Forgive — for Your Own Mental Health
Mad In America Foundation, Cambridge, MA – The more forgiving people are, the fewer symptoms of mental disorders they experience, according to a study published in the Journal of Health Psychology. The researchers suggested that teaching forgiveness, particularly at an early stage in one’s life, may be a valuable mental health early intervention strategy.
A team of four psychologists led by noted forgiveness researcher Loren Toussaint recruited 148 young adults from a Midwest liberal arts college for the 2014 study. The team’s analysis essentially confirmed the rationale and methodology being used by Dr. Robert Enright for the past 17 years to teach his Forgiveness Education Programs to children in countries around the world.
The researchers wrote that their findings “show for the first time that forgivingness is a strong, independent predictor of mental and physical health…” Specifically, regardless of the types and levels of stresses the participants reported, the researchers found greater forgiving tendencies linked to fewer negative mental health symptoms. “Forgivingness” is a general tendency to forgive; it does not assess the degree of actual forgiving toward people who acted unjustly. . .
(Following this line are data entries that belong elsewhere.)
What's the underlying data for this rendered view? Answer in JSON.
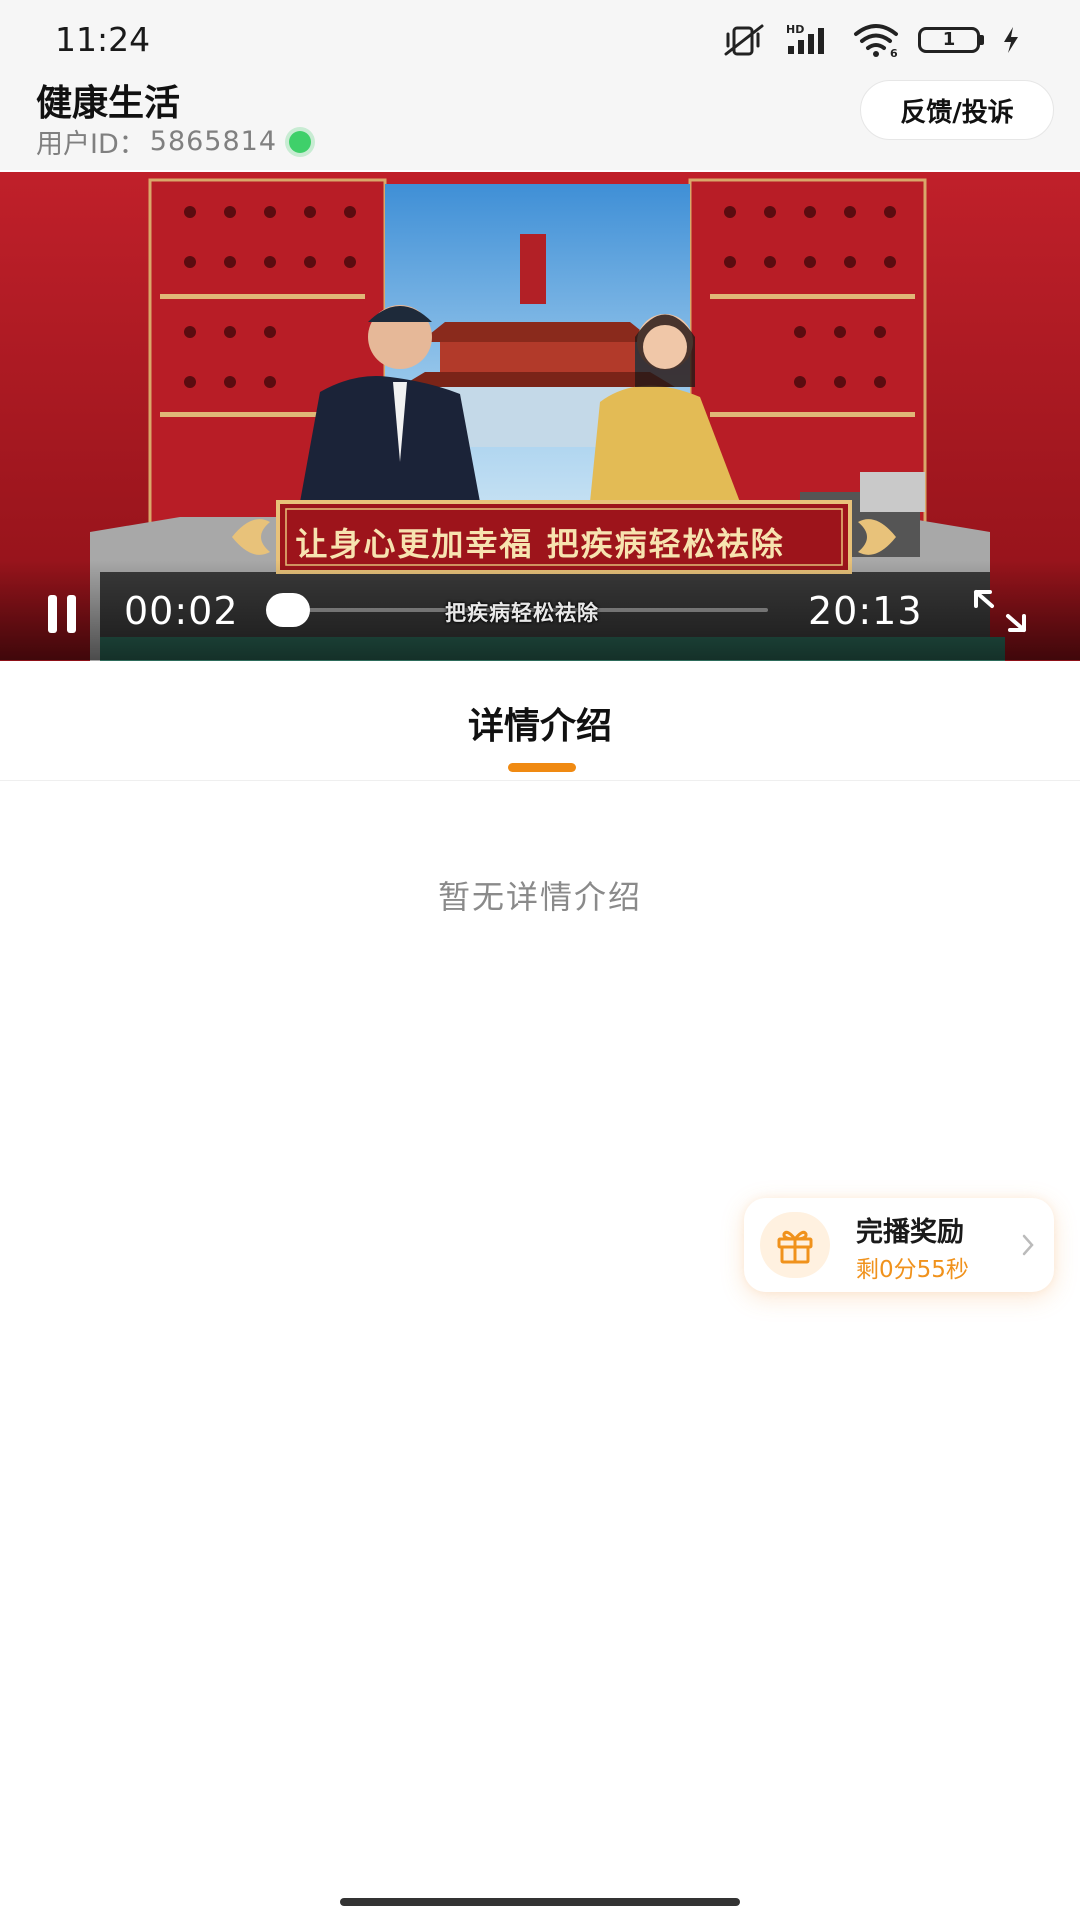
{
  "status_bar": {
    "time": "11:24",
    "network_label": "HD",
    "wifi_badge": "6",
    "battery_level": "1",
    "icons": [
      "mute-vibrate-icon",
      "signal-icon",
      "wifi-icon",
      "battery-icon",
      "charging-icon"
    ]
  },
  "header": {
    "title": "健康生活",
    "user_id_label": "用户ID：",
    "user_id_value": "5865814",
    "feedback_label": "反馈/投诉"
  },
  "video": {
    "banner_text": "让身心更加幸福 把疾病轻松祛除",
    "subtitle": "把疾病轻松祛除",
    "current_time": "00:02",
    "total_time": "20:13",
    "progress": 0.002,
    "state": "playing"
  },
  "tabs": [
    {
      "label": "详情介绍",
      "active": true
    }
  ],
  "content": {
    "empty_text": "暂无详情介绍"
  },
  "reward": {
    "title": "完播奖励",
    "remaining": "剩0分55秒"
  },
  "colors": {
    "accent": "#f08a12",
    "online": "#3fd06a",
    "video_red": "#b21a22"
  }
}
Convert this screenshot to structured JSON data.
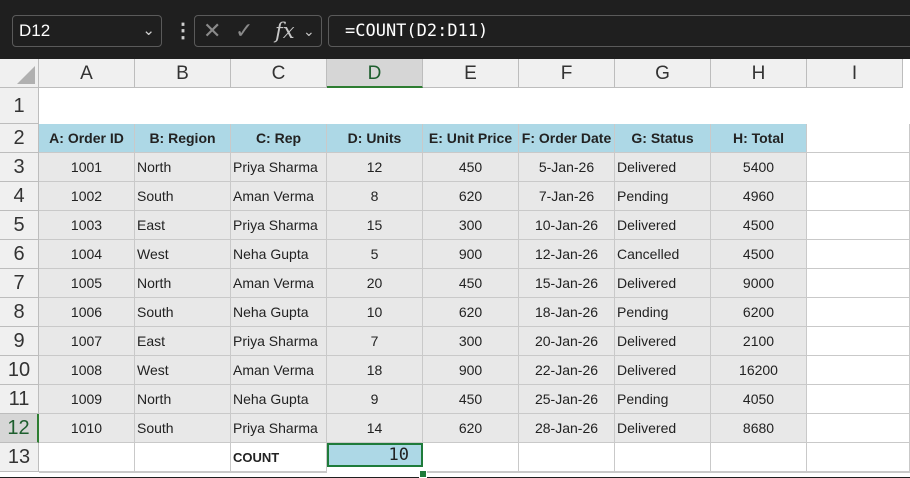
{
  "formula_bar": {
    "name_box": "D12",
    "formula": "=COUNT(D2:D11)",
    "cancel_icon": "x-icon",
    "enter_icon": "check-icon",
    "function_icon": "fx-icon"
  },
  "sheet": {
    "columns": [
      "A",
      "B",
      "C",
      "D",
      "E",
      "F",
      "G",
      "H",
      "I"
    ],
    "selected_column": "D",
    "rows": [
      "1",
      "2",
      "3",
      "4",
      "5",
      "6",
      "7",
      "8",
      "9",
      "10",
      "11",
      "12",
      "13"
    ],
    "selected_row": "12",
    "header_row": [
      "A: Order ID",
      "B: Region",
      "C: Rep",
      "D: Units",
      "E: Unit Price",
      "F: Order Date",
      "G: Status",
      "H: Total"
    ],
    "data": [
      [
        "1001",
        "North",
        "Priya Sharma",
        "12",
        "450",
        "5-Jan-26",
        "Delivered",
        "5400"
      ],
      [
        "1002",
        "South",
        "Aman Verma",
        "8",
        "620",
        "7-Jan-26",
        "Pending",
        "4960"
      ],
      [
        "1003",
        "East",
        "Priya Sharma",
        "15",
        "300",
        "10-Jan-26",
        "Delivered",
        "4500"
      ],
      [
        "1004",
        "West",
        "Neha Gupta",
        "5",
        "900",
        "12-Jan-26",
        "Cancelled",
        "4500"
      ],
      [
        "1005",
        "North",
        "Aman Verma",
        "20",
        "450",
        "15-Jan-26",
        "Delivered",
        "9000"
      ],
      [
        "1006",
        "South",
        "Neha Gupta",
        "10",
        "620",
        "18-Jan-26",
        "Pending",
        "6200"
      ],
      [
        "1007",
        "East",
        "Priya Sharma",
        "7",
        "300",
        "20-Jan-26",
        "Delivered",
        "2100"
      ],
      [
        "1008",
        "West",
        "Aman Verma",
        "18",
        "900",
        "22-Jan-26",
        "Delivered",
        "16200"
      ],
      [
        "1009",
        "North",
        "Neha Gupta",
        "9",
        "450",
        "25-Jan-26",
        "Pending",
        "4050"
      ],
      [
        "1010",
        "South",
        "Priya Sharma",
        "14",
        "620",
        "28-Jan-26",
        "Delivered",
        "8680"
      ]
    ],
    "count_label": "COUNT",
    "count_value": "10",
    "colors": {
      "header_fill": "#add8e6",
      "body_fill": "#e8e8e8",
      "selection": "#1e7b3a"
    }
  }
}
“[W]e found that lifetime stress severity was unrelated to mental health for persons who were highest in forgivingness and most strongly related to poorer mental health for participants exhibiting the lowest levels of forgivingness,” wrote the researchers.
The researchers did not study how or why this correlation may exist, but hypothesized that “forgiving individuals may have a more adaptive or extensive repertoire of coping strategies and that forgivingness may facilitate healthier behaviors in the aftermath of major life stress.”
“To the extent that forgiveness training can promote a more forgiving coping style, then these interventions may help reduce stress-related disease and improve human health. Such interventions may be particularly beneficial when delivered as a prevention strategy in early life, before individuals are exposed to major adulthood life stressors,” the researchers concluded.
Dr. Enright, founder of the International Forgiveness Institute, began teaching Forgiveness Education 17-years ago in six grade-school classrooms in Belfast, Northern Ireland. While that program is still operating in Belfast, the Forgiveness Education Curriculum Guides developed by Dr. Enright and his associates for students in Pre-School through 12th Grade, are now in use in more than 30 countries around the world including Liberia, Ghana and Nigeria (West Africa), Kenya and Rwanda (Africa), Colombia and Brazil (South America), Israel, Palestine, and Iran (Middle East), China and the Philippines (Asia), Greece and the Czech Republic (Europe), as well as Canada, Mexico and the US. ♥
Learn more about the study: Effects of lifetime stress exposure on mental and physical health in young adulthood: How stress degrades and forgiveness protects health (Toussaint, Loren et al. Journal of Health Psychology. Published online before print August 19, 2014, doi: 10.1177/1359105314544132).
The Mad in America Foundation is a not-for-profit organization whose “mission is to serve as a catalyst for rethinking psychiatric care in the United States (and abroad). We believe that the current drug-based paradigm of care has failed our society, and that scientific research, as well as the lived experience of those who have been diagnosed with a psychiatric disorder, calls for profound change.”
Resources on the International Forgiveness Institute website:
- Learn more about Dr. Enright’s Forgiveness Education Programs.
- Learn more about Dr. Enright’s Curriculum Guides and read the first three chapters of the 1st Grade Curriculum Guide.
- Read an inspiring blog by internationally-known writer-producer Patrick Wells: Embracing Forgiveness Education to Reshape our World.